Motorists due to pay ‘up to €700’ more this year compared to 2020, AA says

Motorists are currently facing extra fuel costs of up to €700-per-year due to the high cost of oil, TDs and Senators will be told.

The Automobile Association (AA) will warn the Oireachtas Committee on Transport that every 20c increase in the price of petrol adds €240 to the annual fuel bill of an average driver.

In a separate submission to the committee, the Irish Petrol Retailers Association (IPRA) says some staff refused to work due to abuse they received over allegations of gouging and profiteering in the media in the week that the Government cut excise on petrol and diesel.

Its spokesman David Blevings says that when the Government announced the excise cuts retailers could not possibly implement them immediately "without taking a huge hit and losing money on stock in tank".


His submission blames Government messaging for “widespread abuse to retailers, bordering on violence” in the week of the excise cuts.

The IPRA says its approximately 500 members are mostly family-owned businesses who purchase fuel from the major oil companies based on the previous market day closing price.
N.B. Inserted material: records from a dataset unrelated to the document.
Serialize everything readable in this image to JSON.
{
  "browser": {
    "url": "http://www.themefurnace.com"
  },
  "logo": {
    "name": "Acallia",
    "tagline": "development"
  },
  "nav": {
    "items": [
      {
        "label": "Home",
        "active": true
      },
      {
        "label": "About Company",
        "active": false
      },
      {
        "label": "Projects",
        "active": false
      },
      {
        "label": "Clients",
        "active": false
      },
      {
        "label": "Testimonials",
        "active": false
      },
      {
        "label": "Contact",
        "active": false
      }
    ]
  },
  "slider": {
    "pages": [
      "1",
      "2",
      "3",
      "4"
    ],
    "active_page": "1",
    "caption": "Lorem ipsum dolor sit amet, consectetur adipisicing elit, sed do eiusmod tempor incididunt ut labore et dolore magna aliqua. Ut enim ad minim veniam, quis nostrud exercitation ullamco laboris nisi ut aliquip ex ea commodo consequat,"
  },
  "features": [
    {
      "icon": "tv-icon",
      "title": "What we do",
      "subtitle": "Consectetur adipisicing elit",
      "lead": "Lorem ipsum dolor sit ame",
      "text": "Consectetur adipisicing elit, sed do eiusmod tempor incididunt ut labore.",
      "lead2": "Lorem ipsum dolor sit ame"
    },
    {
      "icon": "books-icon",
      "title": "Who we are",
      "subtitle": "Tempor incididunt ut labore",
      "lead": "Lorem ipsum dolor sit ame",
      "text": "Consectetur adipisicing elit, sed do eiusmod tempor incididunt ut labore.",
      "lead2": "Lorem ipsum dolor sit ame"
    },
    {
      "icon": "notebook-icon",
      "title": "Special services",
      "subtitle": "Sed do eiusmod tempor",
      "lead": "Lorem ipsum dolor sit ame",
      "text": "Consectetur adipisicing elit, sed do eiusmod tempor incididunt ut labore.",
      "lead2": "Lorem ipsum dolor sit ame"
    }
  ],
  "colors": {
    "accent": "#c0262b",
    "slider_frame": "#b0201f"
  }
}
It says that when members buy fuel they are usually committing to buying 38,000 litres per order and the stock can last up to a week for some smaller sites.

Mr Blevings says the Government should have issued a statement saying the price decreases would not be immediate because of fuel in retailers tank purchased before the excise cut.
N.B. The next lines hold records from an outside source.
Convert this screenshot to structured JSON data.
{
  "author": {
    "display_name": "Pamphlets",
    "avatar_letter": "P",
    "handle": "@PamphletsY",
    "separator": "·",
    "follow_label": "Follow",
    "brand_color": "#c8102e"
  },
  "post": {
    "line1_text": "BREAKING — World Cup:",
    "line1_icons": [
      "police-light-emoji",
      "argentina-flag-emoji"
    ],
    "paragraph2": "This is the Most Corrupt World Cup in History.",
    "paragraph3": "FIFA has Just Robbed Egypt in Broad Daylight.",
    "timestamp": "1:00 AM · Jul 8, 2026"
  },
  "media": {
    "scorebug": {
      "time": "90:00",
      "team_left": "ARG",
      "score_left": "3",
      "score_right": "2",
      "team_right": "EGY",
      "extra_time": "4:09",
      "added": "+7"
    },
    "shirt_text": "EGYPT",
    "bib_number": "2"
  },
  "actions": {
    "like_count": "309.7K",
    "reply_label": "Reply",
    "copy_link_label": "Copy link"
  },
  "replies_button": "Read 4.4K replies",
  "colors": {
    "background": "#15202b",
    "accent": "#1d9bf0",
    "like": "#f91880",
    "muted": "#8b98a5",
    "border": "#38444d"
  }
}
The Coach Tourism and Transport Council of Ireland (CTTC) will tell the committee that soaring fuel costs are unsustainable for a sector which is being pushed “to the brink of collapse”. It will call for a number of measures to help including reducing VAT on fuel to 9 per cent.

The committee is meeting on Wednesday to examine the increase in the price of fuel caused by the Russian invasion of Ukraine.

Chief Executive of AA Ireland Tom McIllduff says the organisation's research shows the the average price for fuel currently stands at €1.84 for petrol and €1.90 for diesel.

The AA estimates that the average car owner is spending €2,234 on petrol per year or €1,900 on diesel per year. That is €680 more per year than a petrol car driver paid two years ago and €700 more for a diesel vehicle owner.

Mr McIllduff says the Government’s excise duty cut until the end of August will be welcomed by motorists but the longer-term future is uncertain and difficult to predict.

Consumer complaints

Elsewhere, the Committee on Enterprise will discuss fuel costs and pricing practices with the Competition and Consumer Protection Commission (CCPC).

CCPC chairman Jeremy Godfrey will tell the committee that it has received almost 200 complaints about fuel pricing in the past two weeks and these complaints are being assessed.

In general the complaints allege that filling stations failed to pass on the excise duty reduction in a timely manner, or that they have exploited the current economic situation to raise fuel prices and increase profits.

The CCPC statement says some complaints include allegations of collusion.

Mr Godfrey is expected to urge anyone who has specific information about collusion or any breach of competition or consumer protection law to provide it to the CCPC and he will say that whistleblowers can do this anonymously.

Tánaiste Leo Varadkar told the Dáil on Tuesday the Government would give consideration to further actions to help people and businesses with rising energy costs.

However, Mr Varadkar said the Government had to be honest with people and that there were “many other demands on the public purse”.

Mr Varadkar was responding to Sinn Féin leader Mary Lou McDonald, who said workers and families had been hit by “a barrage of energy hikes”. She called for VAT on energy bills to be removed for at least a period of three months and for excise duty on home heating oil to be removed.

Cormac McQuinn

Cormac McQuinn

Cormac McQuinn is a Political Correspondent at The Irish Times